Aim of the exercise – Among the entries below, tally each line in which the word "Allow" is found, then state the tally alone.

Exercise material –
-- Opening Marker --

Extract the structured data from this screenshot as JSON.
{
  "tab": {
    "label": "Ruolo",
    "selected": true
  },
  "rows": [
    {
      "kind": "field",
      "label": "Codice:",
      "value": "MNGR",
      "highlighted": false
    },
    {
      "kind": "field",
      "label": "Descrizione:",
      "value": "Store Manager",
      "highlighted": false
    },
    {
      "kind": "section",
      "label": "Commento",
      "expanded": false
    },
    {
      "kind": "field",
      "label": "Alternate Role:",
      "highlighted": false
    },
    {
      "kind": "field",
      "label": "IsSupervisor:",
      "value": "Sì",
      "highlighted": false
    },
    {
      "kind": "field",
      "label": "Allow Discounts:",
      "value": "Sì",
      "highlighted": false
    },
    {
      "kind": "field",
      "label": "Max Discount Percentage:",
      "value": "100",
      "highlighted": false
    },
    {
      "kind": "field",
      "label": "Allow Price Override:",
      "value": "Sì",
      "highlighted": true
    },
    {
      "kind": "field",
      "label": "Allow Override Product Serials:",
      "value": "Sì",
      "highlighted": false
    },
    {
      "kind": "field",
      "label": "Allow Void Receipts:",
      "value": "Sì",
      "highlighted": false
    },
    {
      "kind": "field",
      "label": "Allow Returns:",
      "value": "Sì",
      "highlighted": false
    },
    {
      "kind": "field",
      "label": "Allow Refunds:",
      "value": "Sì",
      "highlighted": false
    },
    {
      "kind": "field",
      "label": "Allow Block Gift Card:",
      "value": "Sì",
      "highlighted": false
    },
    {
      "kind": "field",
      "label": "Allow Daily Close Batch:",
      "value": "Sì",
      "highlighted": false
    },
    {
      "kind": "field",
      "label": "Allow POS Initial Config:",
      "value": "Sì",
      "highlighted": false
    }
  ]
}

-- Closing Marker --
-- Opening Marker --

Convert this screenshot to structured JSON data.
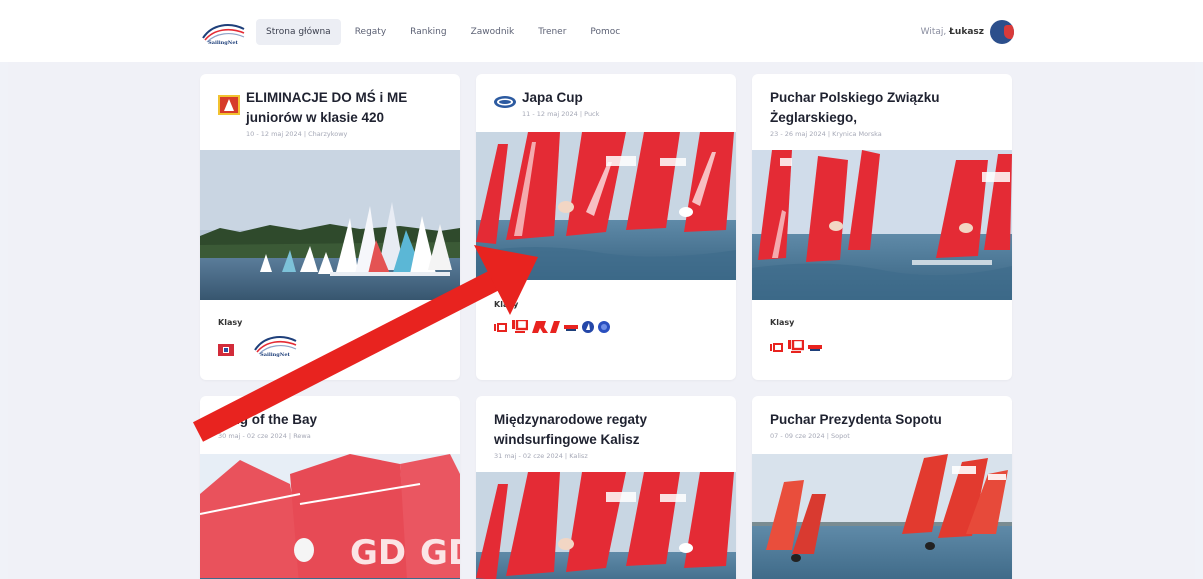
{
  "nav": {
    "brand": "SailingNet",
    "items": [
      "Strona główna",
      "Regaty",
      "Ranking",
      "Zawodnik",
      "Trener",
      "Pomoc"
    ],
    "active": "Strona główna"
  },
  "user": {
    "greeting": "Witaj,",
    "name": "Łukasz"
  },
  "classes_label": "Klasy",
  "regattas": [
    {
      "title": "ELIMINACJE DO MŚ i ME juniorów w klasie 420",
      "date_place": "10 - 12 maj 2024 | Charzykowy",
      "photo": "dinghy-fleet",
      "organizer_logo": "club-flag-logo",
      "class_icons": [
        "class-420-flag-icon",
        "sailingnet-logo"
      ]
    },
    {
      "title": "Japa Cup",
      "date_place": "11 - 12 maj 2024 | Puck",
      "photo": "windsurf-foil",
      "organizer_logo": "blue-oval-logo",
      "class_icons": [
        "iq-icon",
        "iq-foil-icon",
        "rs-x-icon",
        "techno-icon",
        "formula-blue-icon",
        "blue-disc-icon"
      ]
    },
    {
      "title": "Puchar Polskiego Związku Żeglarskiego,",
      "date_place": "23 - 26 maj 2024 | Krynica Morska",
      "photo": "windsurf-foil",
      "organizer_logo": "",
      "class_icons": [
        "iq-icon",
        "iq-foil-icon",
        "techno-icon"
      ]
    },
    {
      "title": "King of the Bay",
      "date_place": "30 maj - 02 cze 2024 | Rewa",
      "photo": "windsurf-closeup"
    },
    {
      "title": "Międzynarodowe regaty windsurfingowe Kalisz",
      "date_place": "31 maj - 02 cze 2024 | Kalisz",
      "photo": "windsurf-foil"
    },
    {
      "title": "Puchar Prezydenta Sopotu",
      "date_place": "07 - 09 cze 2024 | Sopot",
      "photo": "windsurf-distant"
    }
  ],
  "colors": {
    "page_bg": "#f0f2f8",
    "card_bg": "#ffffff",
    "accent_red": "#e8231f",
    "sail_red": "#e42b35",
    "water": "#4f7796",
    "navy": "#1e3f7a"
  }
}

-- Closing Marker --

Result for this exercise – 9